» Exercise details
Take every line of the material and reproduce it exactly.

» Dataset records
◇ ◇ ◇ ◇ ◇

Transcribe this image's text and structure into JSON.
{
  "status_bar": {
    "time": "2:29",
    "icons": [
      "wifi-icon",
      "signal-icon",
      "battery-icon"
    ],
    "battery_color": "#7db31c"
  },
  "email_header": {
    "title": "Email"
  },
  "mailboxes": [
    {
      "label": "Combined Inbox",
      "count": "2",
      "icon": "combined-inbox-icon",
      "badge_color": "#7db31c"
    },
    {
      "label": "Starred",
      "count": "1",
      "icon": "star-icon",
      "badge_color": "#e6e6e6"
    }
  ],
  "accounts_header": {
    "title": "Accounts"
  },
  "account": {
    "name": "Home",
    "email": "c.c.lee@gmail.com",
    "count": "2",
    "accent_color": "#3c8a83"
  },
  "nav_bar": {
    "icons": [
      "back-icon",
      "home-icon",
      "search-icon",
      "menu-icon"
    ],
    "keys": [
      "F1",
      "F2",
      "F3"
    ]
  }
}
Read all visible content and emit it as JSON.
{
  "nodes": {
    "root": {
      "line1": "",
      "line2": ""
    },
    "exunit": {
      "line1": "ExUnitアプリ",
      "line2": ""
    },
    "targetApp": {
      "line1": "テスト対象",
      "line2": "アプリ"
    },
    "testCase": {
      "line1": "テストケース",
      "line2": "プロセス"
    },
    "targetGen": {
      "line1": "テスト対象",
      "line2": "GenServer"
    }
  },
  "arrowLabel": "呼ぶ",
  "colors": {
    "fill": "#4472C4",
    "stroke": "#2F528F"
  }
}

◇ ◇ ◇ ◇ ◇

» Result of this exercise
Transcribe this image's text and structure into JSON.
{
  "status_bar": {
    "time": "2:29",
    "icons": [
      "wifi-icon",
      "signal-icon",
      "battery-icon"
    ],
    "battery_color": "#7db31c"
  },
  "email_header": {
    "title": "Email"
  },
  "mailboxes": [
    {
      "label": "Combined Inbox",
      "count": "2",
      "icon": "combined-inbox-icon",
      "badge_color": "#7db31c"
    },
    {
      "label": "Starred",
      "count": "1",
      "icon": "star-icon",
      "badge_color": "#e6e6e6"
    }
  ],
  "accounts_header": {
    "title": "Accounts"
  },
  "account": {
    "name": "Home",
    "email": "c.c.lee@gmail.com",
    "count": "2",
    "accent_color": "#3c8a83"
  },
  "nav_bar": {
    "icons": [
      "back-icon",
      "home-icon",
      "search-icon",
      "menu-icon"
    ],
    "keys": [
      "F1",
      "F2",
      "F3"
    ]
  }
}
Read all visible content and emit it as JSON.
{
  "nodes": {
    "root": {
      "line1": "",
      "line2": ""
    },
    "exunit": {
      "line1": "ExUnitアプリ",
      "line2": ""
    },
    "targetApp": {
      "line1": "テスト対象",
      "line2": "アプリ"
    },
    "testCase": {
      "line1": "テストケース",
      "line2": "プロセス"
    },
    "targetGen": {
      "line1": "テスト対象",
      "line2": "GenServer"
    }
  },
  "arrowLabel": "呼ぶ",
  "colors": {
    "fill": "#4472C4",
    "stroke": "#2F528F"
  }
}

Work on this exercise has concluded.